Stored data entries
□ □ □ □ □ □ □

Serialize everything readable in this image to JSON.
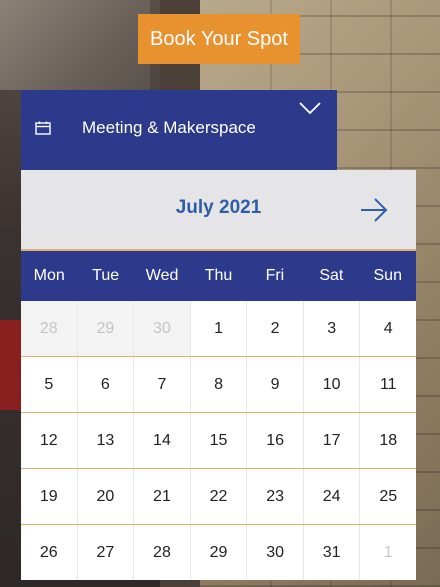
{
  "booking": {
    "button_label": "Book Your Spot"
  },
  "space_selector": {
    "value": "Meeting & Makerspace",
    "icon": "calendar-icon",
    "dropdown_icon": "chevron-down-icon"
  },
  "calendar": {
    "month_title": "July 2021",
    "next_icon": "arrow-right-icon",
    "days_of_week": [
      "Mon",
      "Tue",
      "Wed",
      "Thu",
      "Fri",
      "Sat",
      "Sun"
    ],
    "weeks": [
      [
        "28",
        "29",
        "30",
        "1",
        "2",
        "3",
        "4"
      ],
      [
        "5",
        "6",
        "7",
        "8",
        "9",
        "10",
        "11"
      ],
      [
        "12",
        "13",
        "14",
        "15",
        "16",
        "17",
        "18"
      ],
      [
        "19",
        "20",
        "21",
        "22",
        "23",
        "24",
        "25"
      ],
      [
        "26",
        "27",
        "28",
        "29",
        "30",
        "31",
        "1"
      ]
    ]
  },
  "colors": {
    "header_blue": "#2d3a8c",
    "accent_orange": "#e8912f",
    "month_text": "#2f5ea9",
    "row_divider": "#e0b06a"
  }
}
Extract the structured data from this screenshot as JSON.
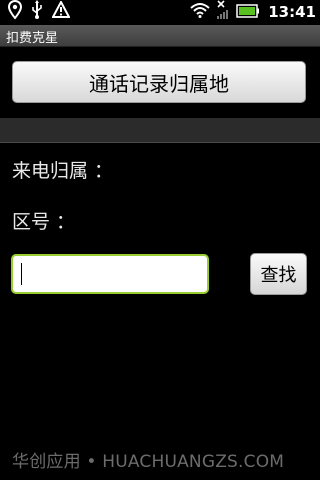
{
  "status_bar": {
    "time": "13:41",
    "icons": [
      "location-pin-icon",
      "usb-icon",
      "warning-icon",
      "wifi-icon",
      "signal-off-icon",
      "battery-icon"
    ]
  },
  "app": {
    "title": "扣费克星"
  },
  "main": {
    "call_log_button_label": "通话记录归属地",
    "caller_attribution_label": "来电归属 ：",
    "area_code_label": "区号 ：",
    "area_code_input": {
      "value": "",
      "placeholder": ""
    },
    "search_button_label": "查找"
  },
  "watermark": "华创应用 • HUACHUANGZS.COM",
  "colors": {
    "input_focus_border": "#9acd32",
    "battery_fill": "#58c020",
    "background": "#000000"
  }
}
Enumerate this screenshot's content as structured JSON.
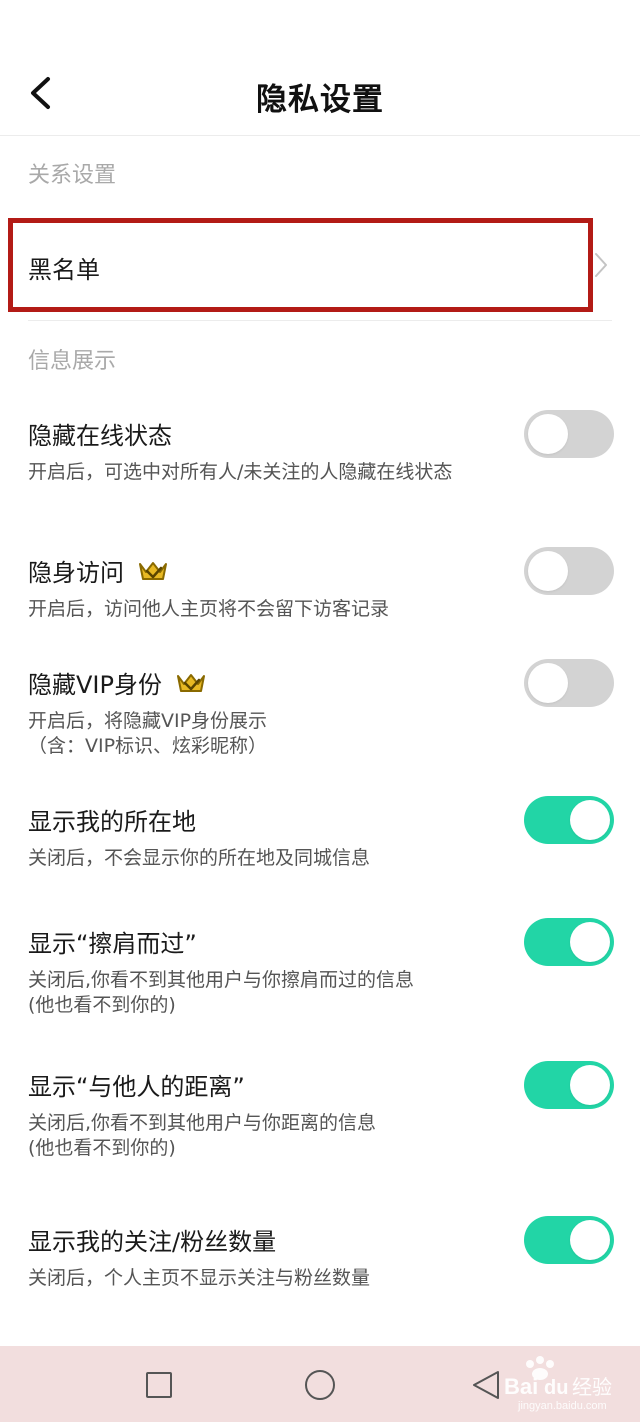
{
  "header": {
    "title": "隐私设置",
    "back_icon": "chevron-left-icon"
  },
  "sections": {
    "relations": {
      "title": "关系设置"
    },
    "info": {
      "title": "信息展示"
    }
  },
  "blacklist": {
    "label": "黑名单",
    "chevron_icon": "chevron-right-icon",
    "highlight_color": "#b31b16"
  },
  "settings": [
    {
      "title": "隐藏在线状态",
      "desc": "开启后，可选中对所有人/未关注的人隐藏在线状态",
      "enabled": false,
      "vip": false
    },
    {
      "title": "隐身访问",
      "desc": "开启后，访问他人主页将不会留下访客记录",
      "enabled": false,
      "vip": true
    },
    {
      "title": "隐藏VIP身份",
      "desc": "开启后，将隐藏VIP身份展示\n（含：VIP标识、炫彩昵称）",
      "enabled": false,
      "vip": true
    },
    {
      "title": "显示我的所在地",
      "desc": "关闭后，不会显示你的所在地及同城信息",
      "enabled": true,
      "vip": false
    },
    {
      "title": "显示“擦肩而过”",
      "desc": "关闭后,你看不到其他用户与你擦肩而过的信息\n(他也看不到你的)",
      "enabled": true,
      "vip": false
    },
    {
      "title": "显示“与他人的距离”",
      "desc": "关闭后,你看不到其他用户与你距离的信息\n(他也看不到你的)",
      "enabled": true,
      "vip": false
    },
    {
      "title": "显示我的关注/粉丝数量",
      "desc": "关闭后，个人主页不显示关注与粉丝数量",
      "enabled": true,
      "vip": false
    }
  ],
  "colors": {
    "toggle_on": "#22d5a6",
    "toggle_off": "#d3d3d3",
    "bottom_bar": "#f2dede"
  },
  "bottom_nav": {
    "icons": [
      "square-icon",
      "circle-icon",
      "triangle-back-icon"
    ]
  },
  "watermark": {
    "logo_text": "Bai",
    "logo_text_cn": "经验",
    "url": "jingyan.baidu.com"
  }
}
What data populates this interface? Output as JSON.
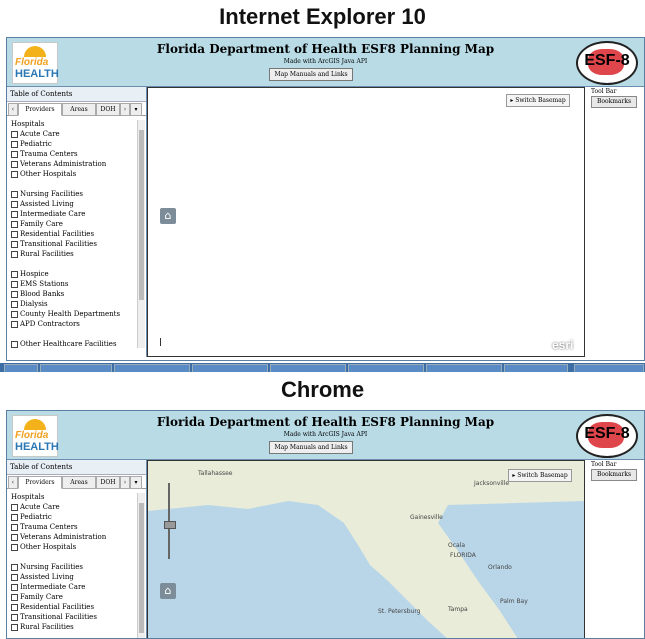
{
  "headings": {
    "ie": "Internet Explorer 10",
    "chrome": "Chrome"
  },
  "app": {
    "title": "Florida Department of Health ESF8 Planning Map",
    "subtitle": "Made with ArcGIS Java API",
    "manuals_button": "Map Manuals and Links",
    "logo_florida": "Florida",
    "logo_health": "HEALTH",
    "esf_logo": "ESF-8"
  },
  "toc": {
    "header": "Table of Contents",
    "tabs": [
      "Providers",
      "Areas",
      "DOH"
    ],
    "group_title": "Hospitals",
    "hospitals": [
      "Acute Care",
      "Pediatric",
      "Trauma Centers",
      "Veterans Administration",
      "Other Hospitals"
    ],
    "facilities": [
      "Nursing Facilities",
      "Assisted Living",
      "Intermediate Care",
      "Family Care",
      "Residential Facilities",
      "Transitional Facilities",
      "Rural Facilities"
    ],
    "services": [
      "Hospice",
      "EMS Stations",
      "Blood Banks",
      "Dialysis",
      "County Health Departments",
      "APD Contractors"
    ],
    "other": "Other Healthcare Facilities"
  },
  "map": {
    "switch_basemap": "Switch Basemap",
    "esri": "esri",
    "place_labels": [
      "Tallahassee",
      "Jacksonville",
      "Gainesville",
      "Ocala",
      "FLORIDA",
      "Orlando",
      "Tampa",
      "Palm Bay",
      "St. Petersburg"
    ]
  },
  "toolbar": {
    "label": "Tool Bar",
    "bookmarks": "Bookmarks"
  },
  "colors": {
    "header_bg": "#b9dbe6",
    "border": "#5b7fa3",
    "taskbar": "#3c6ea5"
  }
}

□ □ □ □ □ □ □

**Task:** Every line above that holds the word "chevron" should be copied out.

**Result for this task:**
    "dropdown_icon": "chevron-down-icon"
    "back_icon": "chevron-left-icon"
    "chevron_icon": "chevron-right-icon",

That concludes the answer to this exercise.